It takes years of practice. You have to build up habits where the line between work and time-wasting is practically blurred. You have to lack self-awareness and refrain from reflecting on your own shortcomings.
One study suggests that working out improves both productivity and satisfaction.
Staying in your chair and moving as little as possible is a sure way to feel exhausted at the end of the day.
A direct way to exhaust yourself:
To help you get nothing done while feeling exhausted, don't take breaks during unplanned work. Keep struggling.
Do tasks that don't directly accomplish anything. Email and Slack are great for this because neither are directly productive or relaxing. Check Twitter or read the news to get a general sense of anger or anxiety.
Many of the multitasking warnings actually refer to the concept of “task switching.” It refers to switching your attention from one thing to another.
Frequently flipping back and forth between different to-dos, is bad.

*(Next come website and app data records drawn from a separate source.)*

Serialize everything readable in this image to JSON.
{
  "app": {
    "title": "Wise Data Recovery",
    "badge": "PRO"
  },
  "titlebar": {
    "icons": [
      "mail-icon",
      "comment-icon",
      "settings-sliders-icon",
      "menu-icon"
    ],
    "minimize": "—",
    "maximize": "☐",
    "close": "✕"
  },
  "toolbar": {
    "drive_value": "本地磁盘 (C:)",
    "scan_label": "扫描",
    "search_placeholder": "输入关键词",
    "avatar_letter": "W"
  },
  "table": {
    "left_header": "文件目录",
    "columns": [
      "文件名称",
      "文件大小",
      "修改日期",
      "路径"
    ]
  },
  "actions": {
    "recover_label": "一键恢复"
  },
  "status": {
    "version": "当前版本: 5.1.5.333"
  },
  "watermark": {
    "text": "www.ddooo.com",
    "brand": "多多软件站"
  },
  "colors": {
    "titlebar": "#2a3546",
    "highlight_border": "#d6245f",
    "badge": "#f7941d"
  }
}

It depletes your mental resources, wastes time, and will leave you feeling spread too thin.
Most of us spend our days jumping between tasks and tools.
In fact, most people average only 3 minutes on any given task before switching to something else (and only 2 minutes on a digital tool before moving on).